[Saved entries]

== == ==

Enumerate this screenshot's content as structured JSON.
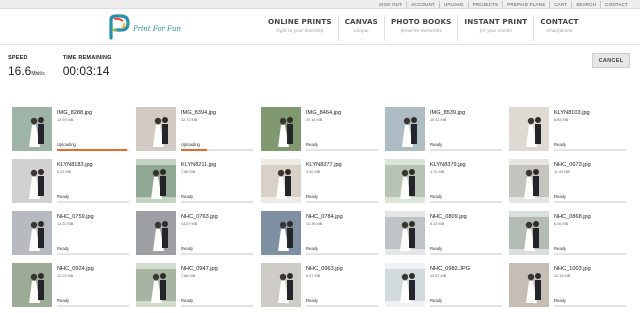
{
  "topbar": {
    "links": [
      "SIGN OUT",
      "ACCOUNT",
      "UPLOAD",
      "PROJECTS",
      "PREPAID PLANS",
      "CART",
      "SEARCH",
      "CONTACT"
    ]
  },
  "logo": {
    "text": "Print For Fun"
  },
  "nav": [
    {
      "title": "ONLINE PRINTS",
      "sub": "right to your doorstep"
    },
    {
      "title": "CANVAS",
      "sub": "unique"
    },
    {
      "title": "PHOTO BOOKS",
      "sub": "preserve memories"
    },
    {
      "title": "INSTANT PRINT",
      "sub": "for your events"
    },
    {
      "title": "CONTACT",
      "sub": "email/phone"
    }
  ],
  "stats": {
    "speed_label": "SPEED",
    "speed_value": "16.6",
    "speed_unit": "Mbit/s",
    "time_label": "TIME REMAINING",
    "time_value": "00:03:14"
  },
  "cancel_label": "CANCEL",
  "colors": {
    "progress": "#e8692c",
    "track": "#e3e3e3"
  },
  "files": [
    {
      "name": "IMG_8288.jpg",
      "size": "12.09 MB",
      "status": "Uploading",
      "progress": 0.97
    },
    {
      "name": "IMG_8394.jpg",
      "size": "12.72 MB",
      "status": "Uploading",
      "progress": 0.36
    },
    {
      "name": "IMG_8464.jpg",
      "size": "20.16 MB",
      "status": "Ready",
      "progress": 0
    },
    {
      "name": "IMG_8539.jpg",
      "size": "19.42 MB",
      "status": "Ready",
      "progress": 0
    },
    {
      "name": "KLYN8103.jpg",
      "size": "6.65 MB",
      "status": "Ready",
      "progress": 0
    },
    {
      "name": "KLYN8183.jpg",
      "size": "5.23 MB",
      "status": "Ready",
      "progress": 0
    },
    {
      "name": "KLYN8211.jpg",
      "size": "7.86 MB",
      "status": "Ready",
      "progress": 0
    },
    {
      "name": "KLYN8377.jpg",
      "size": "4.50 MB",
      "status": "Ready",
      "progress": 0
    },
    {
      "name": "KLYN8379.jpg",
      "size": "4.70 MB",
      "status": "Ready",
      "progress": 0
    },
    {
      "name": "NHC_0673.jpg",
      "size": "11.44 MB",
      "status": "Ready",
      "progress": 0
    },
    {
      "name": "NHC_0759.jpg",
      "size": "13.22 MB",
      "status": "Ready",
      "progress": 0
    },
    {
      "name": "NHC_0763.jpg",
      "size": "14.97 MB",
      "status": "Ready",
      "progress": 0
    },
    {
      "name": "NHC_0784.jpg",
      "size": "10.36 MB",
      "status": "Ready",
      "progress": 0
    },
    {
      "name": "NHC_0809.jpg",
      "size": "8.13 MB",
      "status": "Ready",
      "progress": 0
    },
    {
      "name": "NHC_0868.jpg",
      "size": "6.06 MB",
      "status": "Ready",
      "progress": 0
    },
    {
      "name": "NHC_0924.jpg",
      "size": "12.29 MB",
      "status": "Ready",
      "progress": 0
    },
    {
      "name": "NHC_0947.jpg",
      "size": "7.88 MB",
      "status": "Ready",
      "progress": 0
    },
    {
      "name": "NHC_0963.jpg",
      "size": "9.07 MB",
      "status": "Ready",
      "progress": 0
    },
    {
      "name": "NHC_0982.JPG",
      "size": "10.87 MB",
      "status": "Ready",
      "progress": 0
    },
    {
      "name": "NHC_1003.jpg",
      "size": "12.15 MB",
      "status": "Ready",
      "progress": 0
    }
  ]
}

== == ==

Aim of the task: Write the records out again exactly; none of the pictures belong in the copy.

Task solution:
Enumerate this screenshot's content as structured JSON.
{
  "topbar": {
    "links": [
      "SIGN OUT",
      "ACCOUNT",
      "UPLOAD",
      "PROJECTS",
      "PREPAID PLANS",
      "CART",
      "SEARCH",
      "CONTACT"
    ]
  },
  "logo": {
    "text": "Print For Fun"
  },
  "nav": [
    {
      "title": "ONLINE PRINTS",
      "sub": "right to your doorstep"
    },
    {
      "title": "CANVAS",
      "sub": "unique"
    },
    {
      "title": "PHOTO BOOKS",
      "sub": "preserve memories"
    },
    {
      "title": "INSTANT PRINT",
      "sub": "for your events"
    },
    {
      "title": "CONTACT",
      "sub": "email/phone"
    }
  ],
  "stats": {
    "speed_label": "SPEED",
    "speed_value": "16.6",
    "speed_unit": "Mbit/s",
    "time_label": "TIME REMAINING",
    "time_value": "00:03:14"
  },
  "cancel_label": "CANCEL",
  "colors": {
    "progress": "#e8692c",
    "track": "#e3e3e3"
  },
  "files": [
    {
      "name": "IMG_8288.jpg",
      "size": "12.09 MB",
      "status": "Uploading",
      "progress": 0.97
    },
    {
      "name": "IMG_8394.jpg",
      "size": "12.72 MB",
      "status": "Uploading",
      "progress": 0.36
    },
    {
      "name": "IMG_8464.jpg",
      "size": "20.16 MB",
      "status": "Ready",
      "progress": 0
    },
    {
      "name": "IMG_8539.jpg",
      "size": "19.42 MB",
      "status": "Ready",
      "progress": 0
    },
    {
      "name": "KLYN8103.jpg",
      "size": "6.65 MB",
      "status": "Ready",
      "progress": 0
    },
    {
      "name": "KLYN8183.jpg",
      "size": "5.23 MB",
      "status": "Ready",
      "progress": 0
    },
    {
      "name": "KLYN8211.jpg",
      "size": "7.86 MB",
      "status": "Ready",
      "progress": 0
    },
    {
      "name": "KLYN8377.jpg",
      "size": "4.50 MB",
      "status": "Ready",
      "progress": 0
    },
    {
      "name": "KLYN8379.jpg",
      "size": "4.70 MB",
      "status": "Ready",
      "progress": 0
    },
    {
      "name": "NHC_0673.jpg",
      "size": "11.44 MB",
      "status": "Ready",
      "progress": 0
    },
    {
      "name": "NHC_0759.jpg",
      "size": "13.22 MB",
      "status": "Ready",
      "progress": 0
    },
    {
      "name": "NHC_0763.jpg",
      "size": "14.97 MB",
      "status": "Ready",
      "progress": 0
    },
    {
      "name": "NHC_0784.jpg",
      "size": "10.36 MB",
      "status": "Ready",
      "progress": 0
    },
    {
      "name": "NHC_0809.jpg",
      "size": "8.13 MB",
      "status": "Ready",
      "progress": 0
    },
    {
      "name": "NHC_0868.jpg",
      "size": "6.06 MB",
      "status": "Ready",
      "progress": 0
    },
    {
      "name": "NHC_0924.jpg",
      "size": "12.29 MB",
      "status": "Ready",
      "progress": 0
    },
    {
      "name": "NHC_0947.jpg",
      "size": "7.88 MB",
      "status": "Ready",
      "progress": 0
    },
    {
      "name": "NHC_0963.jpg",
      "size": "9.07 MB",
      "status": "Ready",
      "progress": 0
    },
    {
      "name": "NHC_0982.JPG",
      "size": "10.87 MB",
      "status": "Ready",
      "progress": 0
    },
    {
      "name": "NHC_1003.jpg",
      "size": "12.15 MB",
      "status": "Ready",
      "progress": 0
    }
  ]
}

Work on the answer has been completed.